> [Provided records]:
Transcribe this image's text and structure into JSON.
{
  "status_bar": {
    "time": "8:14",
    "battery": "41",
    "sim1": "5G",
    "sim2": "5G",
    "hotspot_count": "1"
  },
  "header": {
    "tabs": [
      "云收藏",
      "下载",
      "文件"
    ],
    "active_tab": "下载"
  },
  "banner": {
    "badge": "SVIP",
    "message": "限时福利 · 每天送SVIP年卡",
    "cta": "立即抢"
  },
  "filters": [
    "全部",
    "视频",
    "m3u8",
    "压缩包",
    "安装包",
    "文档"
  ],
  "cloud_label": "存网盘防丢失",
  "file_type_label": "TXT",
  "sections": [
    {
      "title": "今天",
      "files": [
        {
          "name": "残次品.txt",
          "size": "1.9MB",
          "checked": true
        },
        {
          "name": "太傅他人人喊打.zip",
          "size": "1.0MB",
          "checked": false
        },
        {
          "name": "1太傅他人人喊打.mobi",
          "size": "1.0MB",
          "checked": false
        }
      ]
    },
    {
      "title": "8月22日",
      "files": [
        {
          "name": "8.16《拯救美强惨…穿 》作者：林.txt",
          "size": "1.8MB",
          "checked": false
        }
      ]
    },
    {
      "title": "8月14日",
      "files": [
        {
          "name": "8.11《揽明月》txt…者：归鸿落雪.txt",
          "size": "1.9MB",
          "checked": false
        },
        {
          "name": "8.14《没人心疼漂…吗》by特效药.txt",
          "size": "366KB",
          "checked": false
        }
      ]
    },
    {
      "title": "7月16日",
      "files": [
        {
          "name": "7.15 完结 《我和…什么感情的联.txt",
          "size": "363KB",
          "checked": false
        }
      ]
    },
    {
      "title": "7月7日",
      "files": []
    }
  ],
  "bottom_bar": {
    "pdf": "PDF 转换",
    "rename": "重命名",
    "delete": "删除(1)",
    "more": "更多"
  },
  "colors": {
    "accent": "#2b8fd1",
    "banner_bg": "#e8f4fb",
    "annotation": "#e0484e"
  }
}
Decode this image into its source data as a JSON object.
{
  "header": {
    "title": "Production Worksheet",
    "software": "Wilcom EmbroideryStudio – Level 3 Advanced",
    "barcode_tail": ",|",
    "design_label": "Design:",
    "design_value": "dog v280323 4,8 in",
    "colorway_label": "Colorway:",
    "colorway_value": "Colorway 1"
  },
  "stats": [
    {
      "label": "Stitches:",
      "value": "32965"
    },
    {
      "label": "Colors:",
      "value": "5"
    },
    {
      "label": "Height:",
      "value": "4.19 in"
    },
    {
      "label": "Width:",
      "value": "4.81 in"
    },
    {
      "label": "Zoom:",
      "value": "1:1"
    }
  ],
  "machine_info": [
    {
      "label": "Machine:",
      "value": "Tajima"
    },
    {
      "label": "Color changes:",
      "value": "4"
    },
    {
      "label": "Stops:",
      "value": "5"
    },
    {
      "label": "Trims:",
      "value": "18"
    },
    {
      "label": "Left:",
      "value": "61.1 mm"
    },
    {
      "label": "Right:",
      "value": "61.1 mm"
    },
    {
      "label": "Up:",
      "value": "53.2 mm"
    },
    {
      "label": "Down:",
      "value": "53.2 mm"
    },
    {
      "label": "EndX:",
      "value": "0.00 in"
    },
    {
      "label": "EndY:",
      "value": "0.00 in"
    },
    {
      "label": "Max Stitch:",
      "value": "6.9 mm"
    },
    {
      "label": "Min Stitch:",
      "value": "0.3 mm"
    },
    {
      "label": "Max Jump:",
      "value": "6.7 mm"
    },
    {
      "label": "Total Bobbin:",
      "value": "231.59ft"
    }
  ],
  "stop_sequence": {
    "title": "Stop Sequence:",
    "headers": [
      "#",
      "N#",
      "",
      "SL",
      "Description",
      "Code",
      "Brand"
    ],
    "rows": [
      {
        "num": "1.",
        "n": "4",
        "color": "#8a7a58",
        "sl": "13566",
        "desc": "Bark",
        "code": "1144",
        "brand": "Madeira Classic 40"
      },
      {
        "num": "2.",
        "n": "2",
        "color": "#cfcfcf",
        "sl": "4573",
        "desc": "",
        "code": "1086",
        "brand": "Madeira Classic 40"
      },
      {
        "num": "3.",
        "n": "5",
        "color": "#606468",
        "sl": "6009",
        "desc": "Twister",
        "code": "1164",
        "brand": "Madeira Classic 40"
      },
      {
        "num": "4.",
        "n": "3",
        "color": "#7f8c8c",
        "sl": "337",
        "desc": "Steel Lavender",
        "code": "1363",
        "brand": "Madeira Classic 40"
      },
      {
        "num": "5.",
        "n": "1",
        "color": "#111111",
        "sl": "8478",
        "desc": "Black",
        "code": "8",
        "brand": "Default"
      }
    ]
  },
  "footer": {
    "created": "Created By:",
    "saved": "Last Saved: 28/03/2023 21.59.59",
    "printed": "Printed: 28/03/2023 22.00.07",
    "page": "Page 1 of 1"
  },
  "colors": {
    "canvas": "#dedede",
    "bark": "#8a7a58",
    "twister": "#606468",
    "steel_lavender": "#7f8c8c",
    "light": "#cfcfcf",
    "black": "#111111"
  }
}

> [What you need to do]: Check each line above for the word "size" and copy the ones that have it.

> [Answer for the task]:
          "size": "1.9MB",
          "size": "1.0MB",
          "size": "1.0MB",
          "size": "1.8MB",
          "size": "1.9MB",
          "size": "366KB",
          "size": "363KB",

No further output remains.